_How to complete this task_. All of the entries below should be printed exactly; the pictures are to be left out.

━━ Recorded information

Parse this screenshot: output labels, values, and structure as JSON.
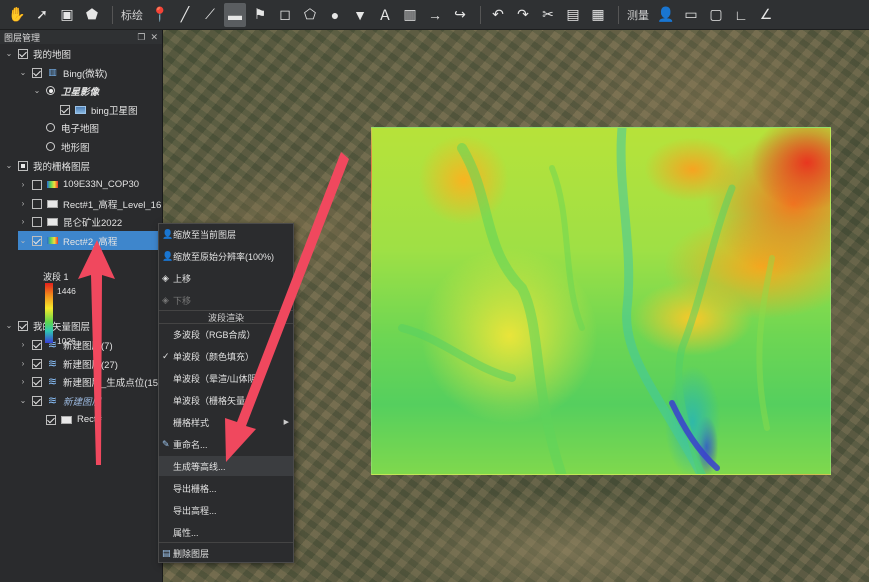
{
  "toolbar": {
    "label_mark": "标绘",
    "label_measure": "测量"
  },
  "panel": {
    "title": "图层管理",
    "items": [
      {
        "label": "我的地图"
      },
      {
        "label": "Bing(微软)"
      },
      {
        "label": "卫星影像"
      },
      {
        "label": "bing卫星图"
      },
      {
        "label": "电子地图"
      },
      {
        "label": "地形图"
      },
      {
        "label": "我的栅格图层"
      },
      {
        "label": "109E33N_COP30"
      },
      {
        "label": "Rect#1_高程_Level_16"
      },
      {
        "label": "昆仑矿业2022"
      },
      {
        "label": "Rect#2_高程"
      },
      {
        "label": "我的矢量图层"
      },
      {
        "label": "新建图层(7)"
      },
      {
        "label": "新建图层(27)"
      },
      {
        "label": "新建图层_生成点位(15)"
      },
      {
        "label": "新建图层"
      },
      {
        "label": "Rect#"
      }
    ],
    "legend": {
      "band": "波段 1",
      "max": "1446",
      "min": "1026"
    }
  },
  "menu": {
    "zoom_layer": "缩放至当前图层",
    "zoom_native": "缩放至原始分辨率(100%)",
    "move_up": "上移",
    "move_down": "下移",
    "band_header": "波段渲染",
    "multiband": "多波段（RGB合成）",
    "singleband_color": "单波段（颜色填充）",
    "singleband_hillshade": "单波段（晕渲/山体阴",
    "singleband_vector": "单波段（栅格矢量化",
    "raster_style": "栅格样式",
    "rename": "重命名...",
    "gen_contour": "生成等高线...",
    "export_raster": "导出栅格...",
    "export_elevation": "导出高程...",
    "properties": "属性...",
    "delete_layer": "删除图层"
  },
  "colors": {
    "accent": "#3e86cc",
    "annotation_arrow": "#f0485e"
  }
}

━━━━

_Result_.
Parse this screenshot: output labels, values, and structure as JSON.
{
  "toolbar": {
    "label_mark": "标绘",
    "label_measure": "测量"
  },
  "panel": {
    "title": "图层管理",
    "items": [
      {
        "label": "我的地图"
      },
      {
        "label": "Bing(微软)"
      },
      {
        "label": "卫星影像"
      },
      {
        "label": "bing卫星图"
      },
      {
        "label": "电子地图"
      },
      {
        "label": "地形图"
      },
      {
        "label": "我的栅格图层"
      },
      {
        "label": "109E33N_COP30"
      },
      {
        "label": "Rect#1_高程_Level_16"
      },
      {
        "label": "昆仑矿业2022"
      },
      {
        "label": "Rect#2_高程"
      },
      {
        "label": "我的矢量图层"
      },
      {
        "label": "新建图层(7)"
      },
      {
        "label": "新建图层(27)"
      },
      {
        "label": "新建图层_生成点位(15)"
      },
      {
        "label": "新建图层"
      },
      {
        "label": "Rect#"
      }
    ],
    "legend": {
      "band": "波段 1",
      "max": "1446",
      "min": "1026"
    }
  },
  "menu": {
    "zoom_layer": "缩放至当前图层",
    "zoom_native": "缩放至原始分辨率(100%)",
    "move_up": "上移",
    "move_down": "下移",
    "band_header": "波段渲染",
    "multiband": "多波段（RGB合成）",
    "singleband_color": "单波段（颜色填充）",
    "singleband_hillshade": "单波段（晕渲/山体阴",
    "singleband_vector": "单波段（栅格矢量化",
    "raster_style": "栅格样式",
    "rename": "重命名...",
    "gen_contour": "生成等高线...",
    "export_raster": "导出栅格...",
    "export_elevation": "导出高程...",
    "properties": "属性...",
    "delete_layer": "删除图层"
  },
  "colors": {
    "accent": "#3e86cc",
    "annotation_arrow": "#f0485e"
  }
}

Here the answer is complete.